┌─ DATASET RECORDS

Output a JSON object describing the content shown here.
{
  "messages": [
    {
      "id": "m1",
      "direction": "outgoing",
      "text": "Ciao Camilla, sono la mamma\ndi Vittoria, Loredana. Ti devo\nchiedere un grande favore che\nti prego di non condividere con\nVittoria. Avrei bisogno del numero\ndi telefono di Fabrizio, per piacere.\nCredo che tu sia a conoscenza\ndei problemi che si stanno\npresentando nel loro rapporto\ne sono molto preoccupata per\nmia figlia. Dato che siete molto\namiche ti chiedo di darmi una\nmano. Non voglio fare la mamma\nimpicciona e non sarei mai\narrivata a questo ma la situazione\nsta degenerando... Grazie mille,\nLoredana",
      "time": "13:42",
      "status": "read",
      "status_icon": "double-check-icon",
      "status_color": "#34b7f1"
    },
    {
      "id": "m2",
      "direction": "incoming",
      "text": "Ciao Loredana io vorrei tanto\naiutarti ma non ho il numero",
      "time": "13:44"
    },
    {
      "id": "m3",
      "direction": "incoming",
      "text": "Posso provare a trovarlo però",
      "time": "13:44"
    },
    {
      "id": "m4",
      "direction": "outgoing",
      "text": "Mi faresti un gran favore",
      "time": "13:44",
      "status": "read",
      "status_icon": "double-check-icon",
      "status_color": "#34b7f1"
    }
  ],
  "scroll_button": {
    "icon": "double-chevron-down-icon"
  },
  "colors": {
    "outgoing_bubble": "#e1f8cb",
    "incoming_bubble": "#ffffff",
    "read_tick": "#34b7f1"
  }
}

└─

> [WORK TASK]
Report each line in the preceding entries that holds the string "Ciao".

> [SOLVED PROBLEM]
      "text": "Ciao Camilla, sono la mamma\ndi Vittoria, Loredana. Ti devo\nchiedere un grande favore che\nti prego di non condividere con\nVittoria. Avrei bisogno del numero\ndi telefono di Fabrizio, per piacere.\nCredo che tu sia a conoscenza\ndei problemi che si stanno\npresentando nel loro rapporto\ne sono molto preoccupata per\nmia figlia. Dato che siete molto\namiche ti chiedo di darmi una\nmano. Non voglio fare la mamma\nimpicciona e non sarei mai\narrivata a questo ma la situazione\nsta degenerando... Grazie mille,\nLoredana",
      "text": "Ciao Loredana io vorrei tanto\naiutarti ma non ho il numero",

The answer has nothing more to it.